▶ _What you will do_
Say nothing but the number of lines below in which the string "icon" appears.

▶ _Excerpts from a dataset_
>>>>
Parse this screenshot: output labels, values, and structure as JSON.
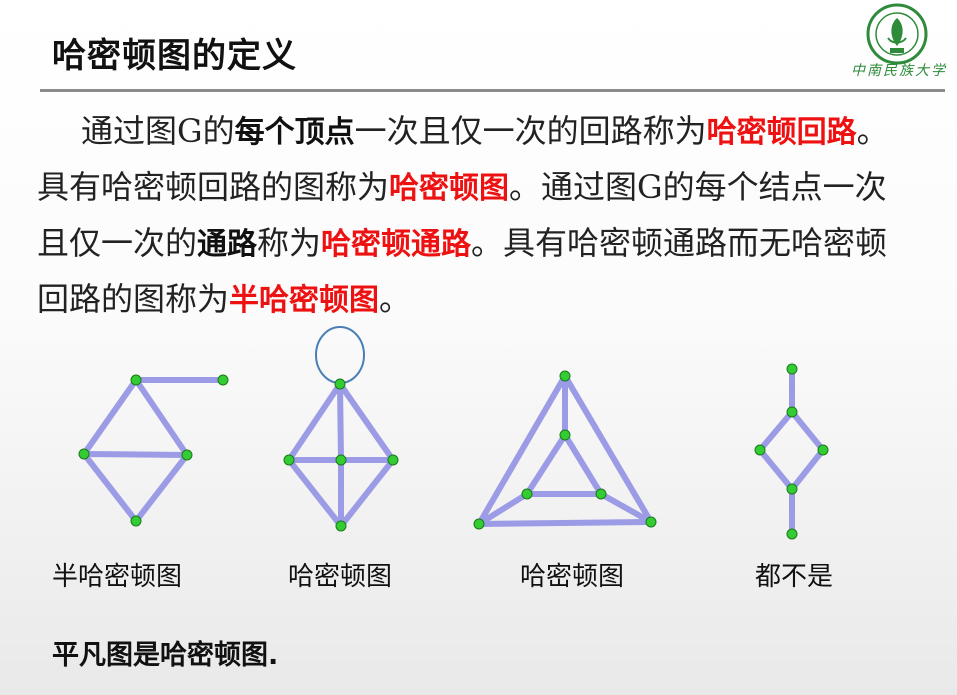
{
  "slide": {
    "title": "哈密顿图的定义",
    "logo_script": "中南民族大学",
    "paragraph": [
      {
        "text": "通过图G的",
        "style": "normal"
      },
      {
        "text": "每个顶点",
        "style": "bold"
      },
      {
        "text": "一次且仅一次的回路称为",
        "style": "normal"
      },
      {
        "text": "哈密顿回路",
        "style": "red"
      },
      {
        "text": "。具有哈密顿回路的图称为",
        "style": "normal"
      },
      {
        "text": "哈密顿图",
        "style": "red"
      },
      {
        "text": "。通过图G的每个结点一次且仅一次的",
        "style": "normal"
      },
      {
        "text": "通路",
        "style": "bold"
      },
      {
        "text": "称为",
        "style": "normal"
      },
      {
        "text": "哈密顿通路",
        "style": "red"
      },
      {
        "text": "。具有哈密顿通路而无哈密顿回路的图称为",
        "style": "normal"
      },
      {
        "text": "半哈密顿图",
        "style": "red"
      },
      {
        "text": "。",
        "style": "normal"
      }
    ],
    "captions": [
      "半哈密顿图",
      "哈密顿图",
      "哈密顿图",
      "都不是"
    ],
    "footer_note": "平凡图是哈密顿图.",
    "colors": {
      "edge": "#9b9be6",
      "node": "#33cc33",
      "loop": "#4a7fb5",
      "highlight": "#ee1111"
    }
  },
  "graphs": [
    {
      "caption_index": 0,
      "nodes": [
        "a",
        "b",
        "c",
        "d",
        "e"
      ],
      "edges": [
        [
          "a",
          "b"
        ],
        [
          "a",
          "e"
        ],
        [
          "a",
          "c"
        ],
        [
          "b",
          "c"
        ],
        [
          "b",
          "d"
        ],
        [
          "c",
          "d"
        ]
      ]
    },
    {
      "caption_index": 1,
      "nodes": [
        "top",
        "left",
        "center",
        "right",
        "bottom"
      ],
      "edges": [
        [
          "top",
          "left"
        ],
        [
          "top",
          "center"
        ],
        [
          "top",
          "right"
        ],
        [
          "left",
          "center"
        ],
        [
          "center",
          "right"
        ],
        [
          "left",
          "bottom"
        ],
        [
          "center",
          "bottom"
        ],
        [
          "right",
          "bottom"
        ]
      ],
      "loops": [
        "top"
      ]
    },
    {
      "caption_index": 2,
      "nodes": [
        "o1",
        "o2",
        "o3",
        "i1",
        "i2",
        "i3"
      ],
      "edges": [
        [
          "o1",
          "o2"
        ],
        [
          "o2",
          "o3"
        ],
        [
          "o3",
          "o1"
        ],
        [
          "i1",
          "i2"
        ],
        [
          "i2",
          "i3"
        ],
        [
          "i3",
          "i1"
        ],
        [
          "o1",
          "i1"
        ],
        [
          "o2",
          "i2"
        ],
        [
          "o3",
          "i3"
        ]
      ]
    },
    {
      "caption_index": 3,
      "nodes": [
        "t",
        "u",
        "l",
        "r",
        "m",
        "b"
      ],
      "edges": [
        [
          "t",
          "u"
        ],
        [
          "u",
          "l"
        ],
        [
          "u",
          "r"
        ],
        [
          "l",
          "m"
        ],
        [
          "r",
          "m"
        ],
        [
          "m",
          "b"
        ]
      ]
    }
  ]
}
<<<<
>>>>
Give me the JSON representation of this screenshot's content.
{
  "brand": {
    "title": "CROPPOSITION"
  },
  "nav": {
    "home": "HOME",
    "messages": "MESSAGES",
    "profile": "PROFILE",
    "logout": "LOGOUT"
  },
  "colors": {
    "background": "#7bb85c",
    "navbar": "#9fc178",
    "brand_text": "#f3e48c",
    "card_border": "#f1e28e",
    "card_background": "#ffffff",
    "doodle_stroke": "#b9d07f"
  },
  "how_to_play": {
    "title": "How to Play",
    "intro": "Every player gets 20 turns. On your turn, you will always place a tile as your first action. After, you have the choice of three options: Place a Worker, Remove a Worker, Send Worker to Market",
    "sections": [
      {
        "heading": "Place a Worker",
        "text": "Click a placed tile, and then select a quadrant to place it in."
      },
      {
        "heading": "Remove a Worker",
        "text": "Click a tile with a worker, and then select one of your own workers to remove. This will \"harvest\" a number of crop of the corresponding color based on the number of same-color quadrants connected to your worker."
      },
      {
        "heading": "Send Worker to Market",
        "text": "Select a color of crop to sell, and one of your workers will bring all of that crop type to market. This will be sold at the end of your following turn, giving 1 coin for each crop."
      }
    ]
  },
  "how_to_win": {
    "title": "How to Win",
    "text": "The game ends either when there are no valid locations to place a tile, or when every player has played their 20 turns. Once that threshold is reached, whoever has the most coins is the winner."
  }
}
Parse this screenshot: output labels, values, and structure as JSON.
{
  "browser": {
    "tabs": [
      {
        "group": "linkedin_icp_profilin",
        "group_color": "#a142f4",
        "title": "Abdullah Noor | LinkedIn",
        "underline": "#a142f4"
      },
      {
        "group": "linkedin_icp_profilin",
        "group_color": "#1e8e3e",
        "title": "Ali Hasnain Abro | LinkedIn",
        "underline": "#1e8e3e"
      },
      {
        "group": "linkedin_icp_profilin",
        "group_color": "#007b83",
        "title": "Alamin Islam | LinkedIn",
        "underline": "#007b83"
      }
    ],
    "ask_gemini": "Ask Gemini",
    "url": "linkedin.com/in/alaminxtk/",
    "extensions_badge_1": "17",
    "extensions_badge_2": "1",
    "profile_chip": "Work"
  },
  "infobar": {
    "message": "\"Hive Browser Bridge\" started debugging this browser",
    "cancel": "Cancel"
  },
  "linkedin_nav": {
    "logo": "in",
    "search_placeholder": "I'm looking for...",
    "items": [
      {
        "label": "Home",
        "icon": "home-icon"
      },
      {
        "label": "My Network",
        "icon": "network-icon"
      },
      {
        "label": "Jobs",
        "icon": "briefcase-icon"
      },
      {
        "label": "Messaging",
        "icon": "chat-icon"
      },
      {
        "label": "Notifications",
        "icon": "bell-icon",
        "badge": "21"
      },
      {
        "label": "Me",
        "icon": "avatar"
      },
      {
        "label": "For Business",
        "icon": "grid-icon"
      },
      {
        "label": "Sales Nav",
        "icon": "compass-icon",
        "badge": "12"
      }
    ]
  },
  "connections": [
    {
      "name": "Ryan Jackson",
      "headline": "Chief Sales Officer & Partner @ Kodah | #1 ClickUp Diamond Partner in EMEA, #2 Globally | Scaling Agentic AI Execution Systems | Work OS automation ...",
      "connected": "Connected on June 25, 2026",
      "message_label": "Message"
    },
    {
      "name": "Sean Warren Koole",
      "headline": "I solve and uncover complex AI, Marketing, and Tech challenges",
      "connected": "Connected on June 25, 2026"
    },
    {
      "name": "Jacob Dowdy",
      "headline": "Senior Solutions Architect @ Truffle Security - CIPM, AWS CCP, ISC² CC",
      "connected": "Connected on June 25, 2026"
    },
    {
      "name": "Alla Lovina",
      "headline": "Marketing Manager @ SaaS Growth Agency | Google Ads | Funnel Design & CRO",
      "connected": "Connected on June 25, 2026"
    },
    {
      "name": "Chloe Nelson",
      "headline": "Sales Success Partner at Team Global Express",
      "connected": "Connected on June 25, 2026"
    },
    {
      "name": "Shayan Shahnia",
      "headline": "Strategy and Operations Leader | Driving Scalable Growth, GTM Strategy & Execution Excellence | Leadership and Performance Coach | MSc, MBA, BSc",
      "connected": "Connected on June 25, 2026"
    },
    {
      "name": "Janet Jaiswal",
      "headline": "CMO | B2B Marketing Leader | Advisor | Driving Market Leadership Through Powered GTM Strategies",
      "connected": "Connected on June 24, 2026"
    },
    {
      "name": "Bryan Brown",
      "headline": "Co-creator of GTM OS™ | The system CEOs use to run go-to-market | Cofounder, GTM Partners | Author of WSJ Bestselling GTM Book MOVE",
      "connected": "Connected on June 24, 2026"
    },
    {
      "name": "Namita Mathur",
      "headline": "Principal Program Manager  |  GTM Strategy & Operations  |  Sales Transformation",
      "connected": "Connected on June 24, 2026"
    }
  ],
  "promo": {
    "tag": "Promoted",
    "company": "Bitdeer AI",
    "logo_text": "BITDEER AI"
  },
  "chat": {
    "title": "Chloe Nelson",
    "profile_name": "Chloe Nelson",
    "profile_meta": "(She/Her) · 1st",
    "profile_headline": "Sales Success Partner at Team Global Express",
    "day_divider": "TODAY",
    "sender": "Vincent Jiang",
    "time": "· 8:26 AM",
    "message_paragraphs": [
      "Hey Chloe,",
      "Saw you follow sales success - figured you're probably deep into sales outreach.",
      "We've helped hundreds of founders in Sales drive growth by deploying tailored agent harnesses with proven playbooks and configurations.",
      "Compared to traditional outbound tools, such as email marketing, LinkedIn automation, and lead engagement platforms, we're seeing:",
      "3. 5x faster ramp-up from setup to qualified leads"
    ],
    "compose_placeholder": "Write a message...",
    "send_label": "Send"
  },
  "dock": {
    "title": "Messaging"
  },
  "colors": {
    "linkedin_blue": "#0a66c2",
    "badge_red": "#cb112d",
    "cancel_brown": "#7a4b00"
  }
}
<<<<
▶ _Answer space_
8